### Problem
Would you return every entry, exactly as it is written?

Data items
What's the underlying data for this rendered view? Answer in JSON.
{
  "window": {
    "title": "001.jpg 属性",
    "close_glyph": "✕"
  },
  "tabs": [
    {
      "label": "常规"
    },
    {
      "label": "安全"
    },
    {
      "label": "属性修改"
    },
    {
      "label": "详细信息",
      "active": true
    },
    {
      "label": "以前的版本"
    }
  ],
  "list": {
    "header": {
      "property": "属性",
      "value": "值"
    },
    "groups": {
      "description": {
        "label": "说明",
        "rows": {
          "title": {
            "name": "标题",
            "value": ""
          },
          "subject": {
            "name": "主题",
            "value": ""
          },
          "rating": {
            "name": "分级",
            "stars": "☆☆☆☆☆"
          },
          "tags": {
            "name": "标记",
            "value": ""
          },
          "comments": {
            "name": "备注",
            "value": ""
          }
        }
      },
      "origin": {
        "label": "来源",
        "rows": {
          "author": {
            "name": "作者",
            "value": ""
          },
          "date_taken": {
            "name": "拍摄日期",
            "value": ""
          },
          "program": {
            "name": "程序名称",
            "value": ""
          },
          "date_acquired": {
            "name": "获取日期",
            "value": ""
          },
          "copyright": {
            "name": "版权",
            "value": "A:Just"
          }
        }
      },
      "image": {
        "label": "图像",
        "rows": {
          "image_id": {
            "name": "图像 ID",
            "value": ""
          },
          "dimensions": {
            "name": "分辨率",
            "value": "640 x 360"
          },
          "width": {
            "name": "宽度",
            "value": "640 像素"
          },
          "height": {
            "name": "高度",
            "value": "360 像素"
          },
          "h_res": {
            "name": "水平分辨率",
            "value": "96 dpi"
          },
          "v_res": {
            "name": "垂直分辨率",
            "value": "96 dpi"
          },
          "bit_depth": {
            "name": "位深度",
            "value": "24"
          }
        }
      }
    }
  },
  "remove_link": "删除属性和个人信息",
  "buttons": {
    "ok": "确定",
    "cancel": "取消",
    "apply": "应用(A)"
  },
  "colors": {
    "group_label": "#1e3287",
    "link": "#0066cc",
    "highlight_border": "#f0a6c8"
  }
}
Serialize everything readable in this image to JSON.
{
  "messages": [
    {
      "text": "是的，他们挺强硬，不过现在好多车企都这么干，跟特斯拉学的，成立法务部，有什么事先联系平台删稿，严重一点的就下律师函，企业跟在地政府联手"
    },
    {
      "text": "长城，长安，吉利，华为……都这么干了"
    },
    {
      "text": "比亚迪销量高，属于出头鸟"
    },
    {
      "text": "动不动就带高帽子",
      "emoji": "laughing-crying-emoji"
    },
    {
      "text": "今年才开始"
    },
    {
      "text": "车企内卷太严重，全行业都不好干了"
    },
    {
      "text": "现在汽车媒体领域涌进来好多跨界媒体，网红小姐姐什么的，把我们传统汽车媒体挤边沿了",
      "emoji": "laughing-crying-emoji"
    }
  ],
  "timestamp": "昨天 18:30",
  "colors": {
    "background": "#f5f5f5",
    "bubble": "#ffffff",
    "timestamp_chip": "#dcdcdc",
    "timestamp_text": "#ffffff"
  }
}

### Response below
What's the underlying data for this rendered view? Answer in JSON.
{
  "window": {
    "title": "001.jpg 属性",
    "close_glyph": "✕"
  },
  "tabs": [
    {
      "label": "常规"
    },
    {
      "label": "安全"
    },
    {
      "label": "属性修改"
    },
    {
      "label": "详细信息",
      "active": true
    },
    {
      "label": "以前的版本"
    }
  ],
  "list": {
    "header": {
      "property": "属性",
      "value": "值"
    },
    "groups": {
      "description": {
        "label": "说明",
        "rows": {
          "title": {
            "name": "标题",
            "value": ""
          },
          "subject": {
            "name": "主题",
            "value": ""
          },
          "rating": {
            "name": "分级",
            "stars": "☆☆☆☆☆"
          },
          "tags": {
            "name": "标记",
            "value": ""
          },
          "comments": {
            "name": "备注",
            "value": ""
          }
        }
      },
      "origin": {
        "label": "来源",
        "rows": {
          "author": {
            "name": "作者",
            "value": ""
          },
          "date_taken": {
            "name": "拍摄日期",
            "value": ""
          },
          "program": {
            "name": "程序名称",
            "value": ""
          },
          "date_acquired": {
            "name": "获取日期",
            "value": ""
          },
          "copyright": {
            "name": "版权",
            "value": "A:Just"
          }
        }
      },
      "image": {
        "label": "图像",
        "rows": {
          "image_id": {
            "name": "图像 ID",
            "value": ""
          },
          "dimensions": {
            "name": "分辨率",
            "value": "640 x 360"
          },
          "width": {
            "name": "宽度",
            "value": "640 像素"
          },
          "height": {
            "name": "高度",
            "value": "360 像素"
          },
          "h_res": {
            "name": "水平分辨率",
            "value": "96 dpi"
          },
          "v_res": {
            "name": "垂直分辨率",
            "value": "96 dpi"
          },
          "bit_depth": {
            "name": "位深度",
            "value": "24"
          }
        }
      }
    }
  },
  "remove_link": "删除属性和个人信息",
  "buttons": {
    "ok": "确定",
    "cancel": "取消",
    "apply": "应用(A)"
  },
  "colors": {
    "group_label": "#1e3287",
    "link": "#0066cc",
    "highlight_border": "#f0a6c8"
  }
}
Serialize everything readable in this image to JSON.
{
  "messages": [
    {
      "text": "是的，他们挺强硬，不过现在好多车企都这么干，跟特斯拉学的，成立法务部，有什么事先联系平台删稿，严重一点的就下律师函，企业跟在地政府联手"
    },
    {
      "text": "长城，长安，吉利，华为……都这么干了"
    },
    {
      "text": "比亚迪销量高，属于出头鸟"
    },
    {
      "text": "动不动就带高帽子",
      "emoji": "laughing-crying-emoji"
    },
    {
      "text": "今年才开始"
    },
    {
      "text": "车企内卷太严重，全行业都不好干了"
    },
    {
      "text": "现在汽车媒体领域涌进来好多跨界媒体，网红小姐姐什么的，把我们传统汽车媒体挤边沿了",
      "emoji": "laughing-crying-emoji"
    }
  ],
  "timestamp": "昨天 18:30",
  "colors": {
    "background": "#f5f5f5",
    "bubble": "#ffffff",
    "timestamp_chip": "#dcdcdc",
    "timestamp_text": "#ffffff"
  }
}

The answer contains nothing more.